Child, D., 2015. 'Dematerialisation, Contracted Labour and Art Fabrication: The Deskilling of the Artist in the Age of Late Capitalism', Sculpture Journal, 24:3, 376-390.
Kennedy, B., 2015. 'Outside Chinatown: The Evolution of Manchester's Chinese Arts Centre as a Cultural Translator for contemporary Chinese Art', Modern China Studies, 23: 1, 8-23.
Barber, F., 2015. 'The Elder Statesman of Irish Art: review of Eimear O'Connor, Sean Keating: Art, Politics and Building the Irish Nation', Irish Literary Supplement, 35/1, 26-27.
Child, D., 2015. 'To Hell with (the contemporary commodification of) Culture!', Anarchist Studies, 23:2, 10-17.
Child, D., 2016. 'Art & the Public Square: From decoration to declaration!', Artists' Critical Interventions into Architecture and Urbanism, University of Warwick, 15-16th July 2016.
Child, D., 2016. 'Demystifying Labour in Contemporary Art History: Unproductive Labour and Social Reproduction', Association of Art Historians Annual Conference 2016, University of Edinburgh, 7th-9th April 2016.
Faulkner, S., 2016. 'Palestinian press photographers, Facebook, and the presentation of the political self', Picturing the Social 2016, The Whitworth, Manchester, 20 June.
Manley. J.,Trustram, M., 2015. ''Such endings that are not over': Social dreaming and the legacies of the slave trade', Imagination and Enquiry Seminar Series, School of Social Work, University of Central Lancashire, 11 March 2015.
Sykas, P. A., 2015. 'Cotton for the calico printer', Textiles and the Origins of the Industrial Revolution, University of Hertfordshire and the Clothworkers' Centre, V&A Museum, 15-16 April 2015.
Child, D., 2015. 'Directors, Actors and Virtuosos: The performative shift in neoliberal social art practices', Historical Materialism Rome, Roma Tre University, Rome, 17th - 19th September 2015.
Trustram, M., 2015. 'Finding a form to enact grief or How I picked flowers for a year.', Trauma, Grief, Loss: The Art of Bereavement, University of the Creative Arts, Farnham, 15 May 2015.

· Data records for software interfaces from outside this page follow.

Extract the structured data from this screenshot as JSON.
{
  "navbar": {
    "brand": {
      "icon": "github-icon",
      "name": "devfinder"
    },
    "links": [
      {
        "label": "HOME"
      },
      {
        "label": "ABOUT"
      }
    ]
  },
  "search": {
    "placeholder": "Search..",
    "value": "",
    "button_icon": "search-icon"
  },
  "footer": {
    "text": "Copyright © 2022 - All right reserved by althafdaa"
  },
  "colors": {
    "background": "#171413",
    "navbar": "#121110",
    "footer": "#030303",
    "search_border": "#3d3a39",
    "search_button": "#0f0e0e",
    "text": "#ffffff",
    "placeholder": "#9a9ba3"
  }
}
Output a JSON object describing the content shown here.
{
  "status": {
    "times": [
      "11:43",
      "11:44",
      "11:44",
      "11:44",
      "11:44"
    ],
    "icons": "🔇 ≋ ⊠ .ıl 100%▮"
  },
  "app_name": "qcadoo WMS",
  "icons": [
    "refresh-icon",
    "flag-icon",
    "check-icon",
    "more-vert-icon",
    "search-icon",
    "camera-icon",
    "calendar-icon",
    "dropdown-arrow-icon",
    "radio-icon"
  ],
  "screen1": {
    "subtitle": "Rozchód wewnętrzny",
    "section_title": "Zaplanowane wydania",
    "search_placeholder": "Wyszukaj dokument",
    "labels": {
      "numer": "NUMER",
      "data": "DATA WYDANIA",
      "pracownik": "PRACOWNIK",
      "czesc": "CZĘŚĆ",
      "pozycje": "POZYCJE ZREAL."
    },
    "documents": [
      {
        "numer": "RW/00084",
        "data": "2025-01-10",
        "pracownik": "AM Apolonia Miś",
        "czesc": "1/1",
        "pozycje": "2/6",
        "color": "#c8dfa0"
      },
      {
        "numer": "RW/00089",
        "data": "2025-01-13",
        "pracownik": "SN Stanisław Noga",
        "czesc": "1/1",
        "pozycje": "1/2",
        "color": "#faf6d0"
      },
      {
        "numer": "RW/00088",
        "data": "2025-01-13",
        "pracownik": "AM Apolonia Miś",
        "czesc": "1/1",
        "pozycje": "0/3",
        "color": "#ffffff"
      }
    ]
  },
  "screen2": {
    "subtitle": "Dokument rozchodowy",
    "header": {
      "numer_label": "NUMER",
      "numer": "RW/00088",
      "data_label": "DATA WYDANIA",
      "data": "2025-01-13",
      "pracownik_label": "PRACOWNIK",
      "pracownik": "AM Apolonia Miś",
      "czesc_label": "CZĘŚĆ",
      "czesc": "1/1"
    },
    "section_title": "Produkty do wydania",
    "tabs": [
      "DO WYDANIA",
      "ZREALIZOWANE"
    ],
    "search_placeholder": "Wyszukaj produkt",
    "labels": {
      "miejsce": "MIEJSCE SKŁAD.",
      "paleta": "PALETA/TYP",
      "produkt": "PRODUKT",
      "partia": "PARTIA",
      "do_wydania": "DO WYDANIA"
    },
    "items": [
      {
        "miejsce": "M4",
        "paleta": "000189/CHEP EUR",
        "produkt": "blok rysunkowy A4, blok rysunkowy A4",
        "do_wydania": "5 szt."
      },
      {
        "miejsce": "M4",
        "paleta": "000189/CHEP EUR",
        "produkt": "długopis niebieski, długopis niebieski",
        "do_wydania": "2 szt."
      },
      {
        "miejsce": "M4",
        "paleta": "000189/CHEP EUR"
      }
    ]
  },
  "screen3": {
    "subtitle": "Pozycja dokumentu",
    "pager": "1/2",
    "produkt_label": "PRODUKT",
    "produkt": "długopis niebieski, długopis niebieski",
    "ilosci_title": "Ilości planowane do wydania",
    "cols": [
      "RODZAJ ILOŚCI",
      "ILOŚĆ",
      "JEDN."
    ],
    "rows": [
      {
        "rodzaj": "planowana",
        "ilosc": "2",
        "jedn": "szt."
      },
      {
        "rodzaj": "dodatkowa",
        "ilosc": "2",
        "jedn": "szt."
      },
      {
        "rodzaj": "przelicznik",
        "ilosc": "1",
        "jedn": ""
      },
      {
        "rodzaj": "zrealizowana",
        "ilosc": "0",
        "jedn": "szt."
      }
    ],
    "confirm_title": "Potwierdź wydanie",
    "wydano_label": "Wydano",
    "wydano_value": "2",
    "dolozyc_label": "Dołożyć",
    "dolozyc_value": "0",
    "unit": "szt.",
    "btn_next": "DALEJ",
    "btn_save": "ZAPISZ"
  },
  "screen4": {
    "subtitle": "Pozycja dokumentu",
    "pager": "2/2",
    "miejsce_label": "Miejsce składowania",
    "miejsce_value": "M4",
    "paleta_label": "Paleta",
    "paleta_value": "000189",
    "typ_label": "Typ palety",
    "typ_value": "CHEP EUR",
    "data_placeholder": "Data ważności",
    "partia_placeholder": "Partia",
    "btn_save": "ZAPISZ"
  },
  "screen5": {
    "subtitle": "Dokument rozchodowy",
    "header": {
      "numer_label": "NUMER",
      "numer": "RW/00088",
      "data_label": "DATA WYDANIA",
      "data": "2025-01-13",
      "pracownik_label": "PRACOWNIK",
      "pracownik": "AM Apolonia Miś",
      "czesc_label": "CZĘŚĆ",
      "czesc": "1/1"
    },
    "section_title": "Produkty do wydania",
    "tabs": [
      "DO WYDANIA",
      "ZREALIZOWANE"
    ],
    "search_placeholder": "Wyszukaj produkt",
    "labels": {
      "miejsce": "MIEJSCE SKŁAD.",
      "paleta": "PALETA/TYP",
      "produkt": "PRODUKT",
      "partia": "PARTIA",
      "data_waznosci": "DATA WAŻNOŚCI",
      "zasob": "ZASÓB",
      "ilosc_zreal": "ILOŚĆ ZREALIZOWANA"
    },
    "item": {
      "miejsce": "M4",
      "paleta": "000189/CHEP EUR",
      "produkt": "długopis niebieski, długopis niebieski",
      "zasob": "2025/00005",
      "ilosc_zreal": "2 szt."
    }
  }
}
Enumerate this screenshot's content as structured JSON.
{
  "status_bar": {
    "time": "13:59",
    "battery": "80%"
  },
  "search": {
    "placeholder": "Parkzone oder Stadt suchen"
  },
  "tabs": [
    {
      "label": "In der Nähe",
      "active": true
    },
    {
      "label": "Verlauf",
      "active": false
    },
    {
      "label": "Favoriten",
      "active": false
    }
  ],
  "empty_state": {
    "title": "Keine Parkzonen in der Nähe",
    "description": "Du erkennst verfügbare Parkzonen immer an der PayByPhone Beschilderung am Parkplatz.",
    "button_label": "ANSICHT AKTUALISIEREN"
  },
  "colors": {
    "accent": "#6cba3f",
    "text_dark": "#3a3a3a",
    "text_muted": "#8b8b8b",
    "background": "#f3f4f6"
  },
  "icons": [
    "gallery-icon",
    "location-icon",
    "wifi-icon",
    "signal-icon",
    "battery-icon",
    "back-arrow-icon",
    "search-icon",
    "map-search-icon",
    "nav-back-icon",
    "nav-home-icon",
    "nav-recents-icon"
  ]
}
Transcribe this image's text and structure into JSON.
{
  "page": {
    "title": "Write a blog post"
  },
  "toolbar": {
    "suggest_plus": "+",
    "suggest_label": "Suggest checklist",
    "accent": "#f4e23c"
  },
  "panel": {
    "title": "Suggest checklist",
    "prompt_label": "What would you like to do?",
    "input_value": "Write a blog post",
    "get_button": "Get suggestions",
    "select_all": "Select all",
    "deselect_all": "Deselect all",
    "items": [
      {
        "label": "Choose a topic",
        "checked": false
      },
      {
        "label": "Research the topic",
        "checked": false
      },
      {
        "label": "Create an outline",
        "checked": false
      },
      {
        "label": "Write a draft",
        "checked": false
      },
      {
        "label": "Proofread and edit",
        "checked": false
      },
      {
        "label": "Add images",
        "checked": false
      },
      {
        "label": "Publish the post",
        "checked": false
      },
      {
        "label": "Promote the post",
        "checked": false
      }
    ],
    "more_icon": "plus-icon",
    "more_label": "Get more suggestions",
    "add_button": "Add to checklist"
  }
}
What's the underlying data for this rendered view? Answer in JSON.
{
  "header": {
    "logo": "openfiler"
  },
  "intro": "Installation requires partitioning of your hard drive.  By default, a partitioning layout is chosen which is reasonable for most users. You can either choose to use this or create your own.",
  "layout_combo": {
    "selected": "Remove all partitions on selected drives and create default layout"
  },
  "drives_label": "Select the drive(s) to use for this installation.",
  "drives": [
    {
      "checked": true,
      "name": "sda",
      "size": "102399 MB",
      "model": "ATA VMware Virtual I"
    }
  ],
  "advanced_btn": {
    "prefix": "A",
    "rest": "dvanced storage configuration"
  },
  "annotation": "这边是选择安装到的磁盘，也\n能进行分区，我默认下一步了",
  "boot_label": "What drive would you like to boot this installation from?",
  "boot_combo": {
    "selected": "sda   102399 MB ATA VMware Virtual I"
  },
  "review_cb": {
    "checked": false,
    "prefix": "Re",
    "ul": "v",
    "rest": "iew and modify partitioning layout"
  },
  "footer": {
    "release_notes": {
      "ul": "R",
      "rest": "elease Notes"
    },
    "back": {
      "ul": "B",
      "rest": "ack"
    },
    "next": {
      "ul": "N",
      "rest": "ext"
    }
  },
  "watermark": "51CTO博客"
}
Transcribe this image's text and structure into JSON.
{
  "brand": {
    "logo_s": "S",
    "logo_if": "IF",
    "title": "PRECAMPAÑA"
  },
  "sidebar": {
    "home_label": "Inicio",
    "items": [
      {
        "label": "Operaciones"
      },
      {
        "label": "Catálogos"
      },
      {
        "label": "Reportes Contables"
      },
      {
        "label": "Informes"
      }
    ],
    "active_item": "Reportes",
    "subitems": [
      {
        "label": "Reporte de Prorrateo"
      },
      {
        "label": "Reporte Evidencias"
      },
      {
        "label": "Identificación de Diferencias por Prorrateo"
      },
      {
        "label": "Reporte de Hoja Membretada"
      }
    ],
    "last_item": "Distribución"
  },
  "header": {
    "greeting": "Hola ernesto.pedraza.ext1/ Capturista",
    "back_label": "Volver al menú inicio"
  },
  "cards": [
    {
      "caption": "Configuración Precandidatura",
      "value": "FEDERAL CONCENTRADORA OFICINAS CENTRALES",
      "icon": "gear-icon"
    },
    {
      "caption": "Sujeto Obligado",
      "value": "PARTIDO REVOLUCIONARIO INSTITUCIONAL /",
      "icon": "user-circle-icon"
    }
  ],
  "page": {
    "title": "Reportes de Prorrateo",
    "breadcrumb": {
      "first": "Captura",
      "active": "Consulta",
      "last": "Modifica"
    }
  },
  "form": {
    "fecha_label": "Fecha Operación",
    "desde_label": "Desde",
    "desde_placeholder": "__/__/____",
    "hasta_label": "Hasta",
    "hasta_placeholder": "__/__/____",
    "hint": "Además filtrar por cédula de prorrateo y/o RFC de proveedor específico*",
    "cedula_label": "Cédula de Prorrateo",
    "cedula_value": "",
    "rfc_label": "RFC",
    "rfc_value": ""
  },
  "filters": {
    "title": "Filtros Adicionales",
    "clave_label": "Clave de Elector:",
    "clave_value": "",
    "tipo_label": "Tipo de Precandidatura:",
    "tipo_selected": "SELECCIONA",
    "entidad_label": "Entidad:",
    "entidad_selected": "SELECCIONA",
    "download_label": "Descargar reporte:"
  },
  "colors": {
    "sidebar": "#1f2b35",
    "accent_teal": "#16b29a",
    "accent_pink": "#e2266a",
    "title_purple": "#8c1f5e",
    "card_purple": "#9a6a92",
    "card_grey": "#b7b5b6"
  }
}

Trustram, M., 2015. 'Little Madnesses: Winnicott, Transitional Phenomena and Cultural Experience', Round table with Annette Kuhn and Jackie Stacey, University of Manchester, 12 May 2015.
Sykas, P. A., 2015. 'Promiscuous prints', Veronika Gervers Fellow Annual Lecture, Royal Ontario Museum: Toronto, 28 October 2014.
Sykas, P. A., 2015. 'The Scottish diaspora of pattern books, design and business records: a personal view', Recreate Research Network, Paisley Museum: Paisley, 30 January 2015.
Sykas, P. A., 2015. 'Susan W. Greene (2014) Wearable Prints, 1760-1860: History, Materials, and Mechanics', Book review.